Remember when CNN broadcast the Palestinian reaction to the Sept. 11 attacks? Most people won't, because it was shown briefly and never repeated, unlike everything else about that tragic day.
The apologies that are quickly doled out after some in the Muslim and Arab world claim to be insulted makes it look like we do fear fear itself.
But now that even the pope has been forced to back down, my question is: Now what?
Michele Solomon Fryncko
New Kensington, Pa.
Lauding the Intermarried: It's the Right Thing to Do
We believe that a key to the growth and vitality of the Jewish community is interfaith families deciding to raise their children Jewish. But for interfaith families to make this choice, they need to be encouraged, welcomed and even occasionally thanked.
That's why it was so wonderful to read about honoring non-Jews during High Holiday services (Cover story: "The Way to the Bimah," Sept. 21).
Non-Jews who decide to embrace the Jewish community and raise their children as Jewish are making a significant personal choice; they are choosing to sacrifice the passing on of their own religion for the sake of their partner's religion, and for the sake of the Jewish community at large.
As Rabbi Eric Yoffie, president of the Union for Reform Judaism, has said and written numerous times, they are "heroes" of Jewish life. It is great to see that a growing number of congregations throughout the country agree with him.
Online managing editor
President and publisher
Newton Upper Falls, Mass.
FDR Policies Kept Jews Out of the United States
In reviewing a new book about Czech Jews trying to flee Hitler in the late 1930s, Robert Leiter describes their "frantic search for an escape hatch," and quotes the work's compilers concerning the extreme difficulty their relatives encountered trying to reach American shores because of the quota system (Books & Writers: " 'New and Extraordinary Circumstances,' " Sept. 7).

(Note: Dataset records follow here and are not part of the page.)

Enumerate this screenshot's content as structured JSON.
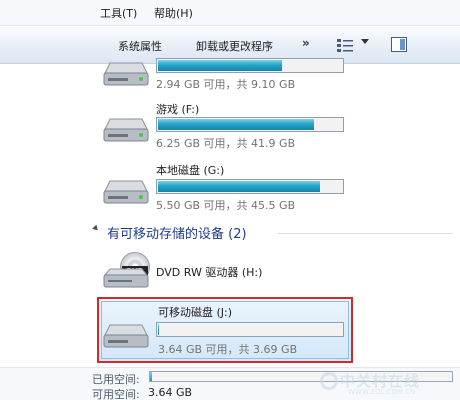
{
  "menubar": {
    "tools": "工具(T)",
    "help": "帮助(H)"
  },
  "toolbar": {
    "system_properties": "系统属性",
    "uninstall": "卸载或更改程序",
    "more": "»"
  },
  "drives": [
    {
      "name": "",
      "info": "2.94 GB 可用，共 9.10 GB",
      "used_fraction": 0.68
    },
    {
      "name": "游戏 (F:)",
      "info": "6.25 GB 可用，共 41.9 GB",
      "used_fraction": 0.85
    },
    {
      "name": "本地磁盘 (G:)",
      "info": "5.50 GB 可用，共 45.5 GB",
      "used_fraction": 0.88
    }
  ],
  "removable_section": {
    "title": "有可移动存储的设备 (2)"
  },
  "dvd": {
    "name": "DVD RW 驱动器 (H:)",
    "badge": "DVD"
  },
  "removable": {
    "name": "可移动磁盘 (J:)",
    "info": "3.64 GB 可用，共 3.69 GB",
    "used_fraction": 0.014
  },
  "details": {
    "used_label": "已用空间:",
    "free_label": "可用空间:",
    "free_value": "3.64 GB",
    "used_fraction": 0.014
  },
  "watermark": {
    "text": "中关村在线",
    "sub": "WWW.ZOL.COM.CN"
  },
  "colors": {
    "accent_bar": "#26a5c8",
    "selection_border": "#d12a2a",
    "section_title": "#1e3c8c"
  }
}
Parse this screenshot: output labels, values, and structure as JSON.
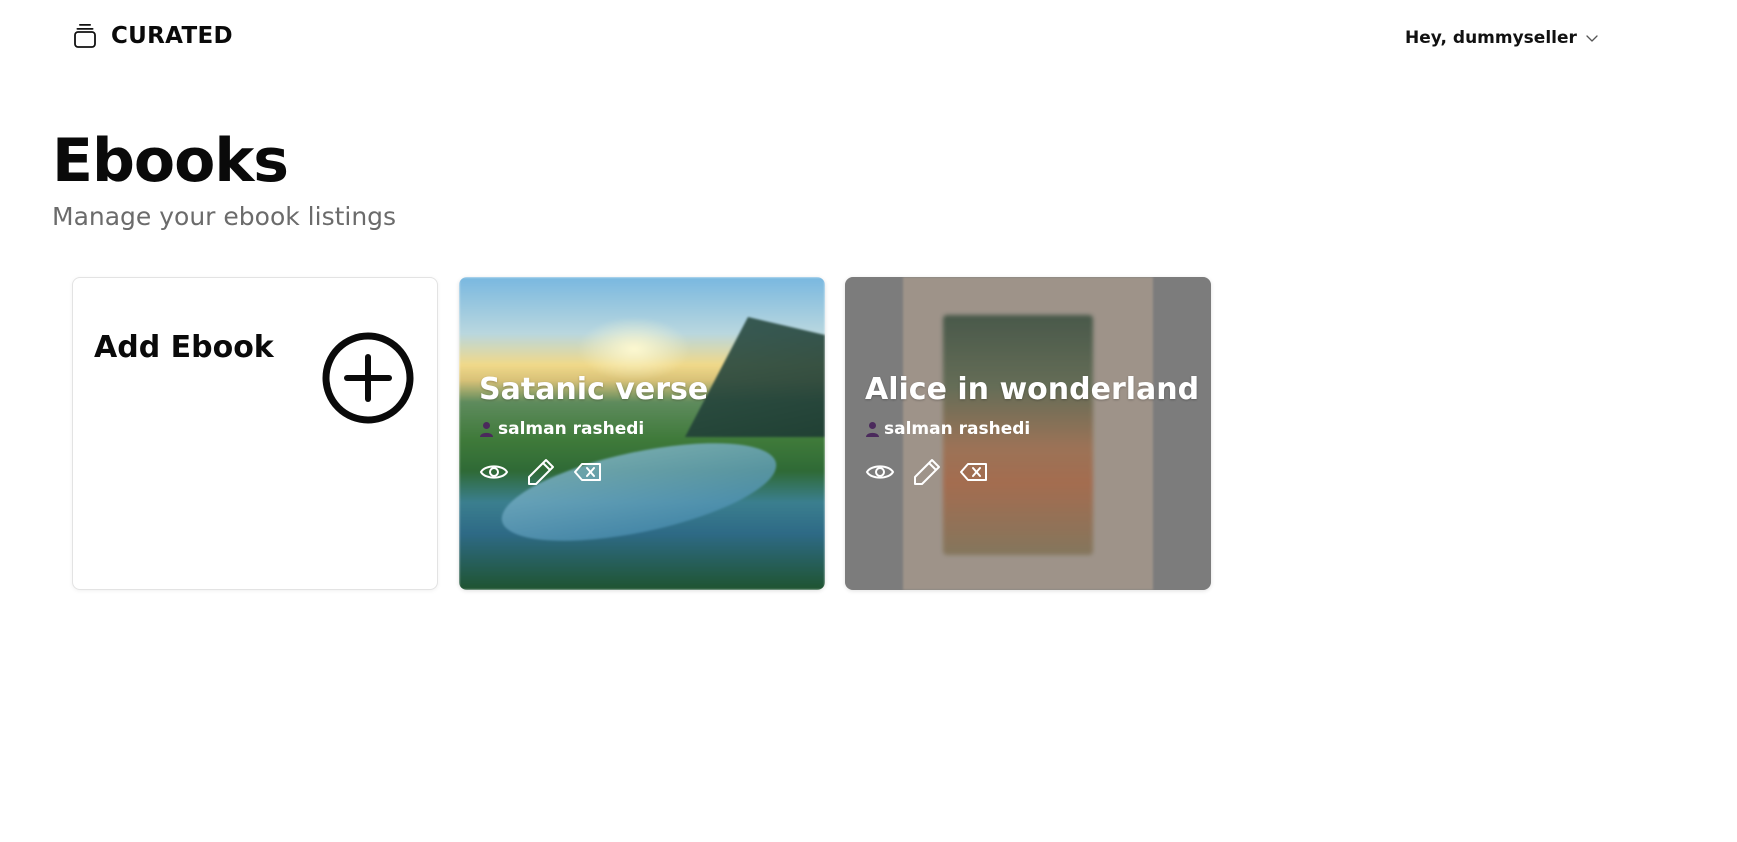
{
  "header": {
    "brand": "CURATED",
    "brand_icon": "stack-icon",
    "greeting": "Hey, dummyseller",
    "menu_icon": "chevron-down-icon"
  },
  "page": {
    "title": "Ebooks",
    "subtitle": "Manage your ebook listings"
  },
  "add_card": {
    "label": "Add Ebook",
    "icon": "plus-circle-icon"
  },
  "books": [
    {
      "title": "Satanic verse",
      "author": "salman rashedi",
      "actions": [
        "view-icon",
        "edit-icon",
        "delete-icon"
      ]
    },
    {
      "title": "Alice in wonderland",
      "author": "salman rashedi",
      "actions": [
        "view-icon",
        "edit-icon",
        "delete-icon"
      ]
    }
  ],
  "colors": {
    "text": "#0a0a0a",
    "subtitle": "#6b6b6b",
    "author_icon": "#4b2a5c"
  }
}
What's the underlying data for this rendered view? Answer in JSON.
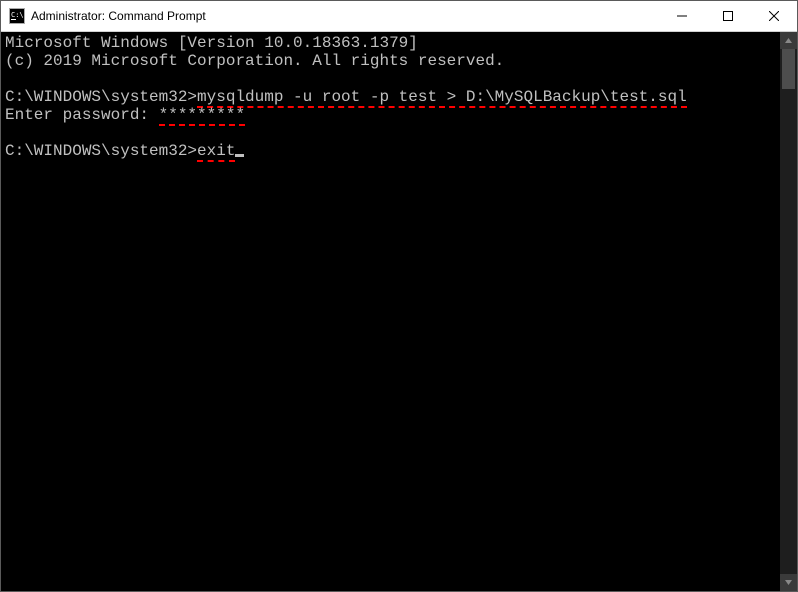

The horrific irony, however, is that even the existing quotas were almost never filled, as it was the Roosevelt administration's policy to "postpone and postpone and postpone" (in the words of one senior State Department official) granting visas to would-be immigrants.
During the years that the Nazis were slaughtering European Jews (1941-1945), nearly 190,000 quota places from Axis-controlled countries sat unused. Thus, 190,000 lives could have been saved without liberalizing the immigration quotas in the slightest had the president shown even a minimal amount of humanitarian interest in their plight.
The David S. Wyman Institute for Holocaust Studies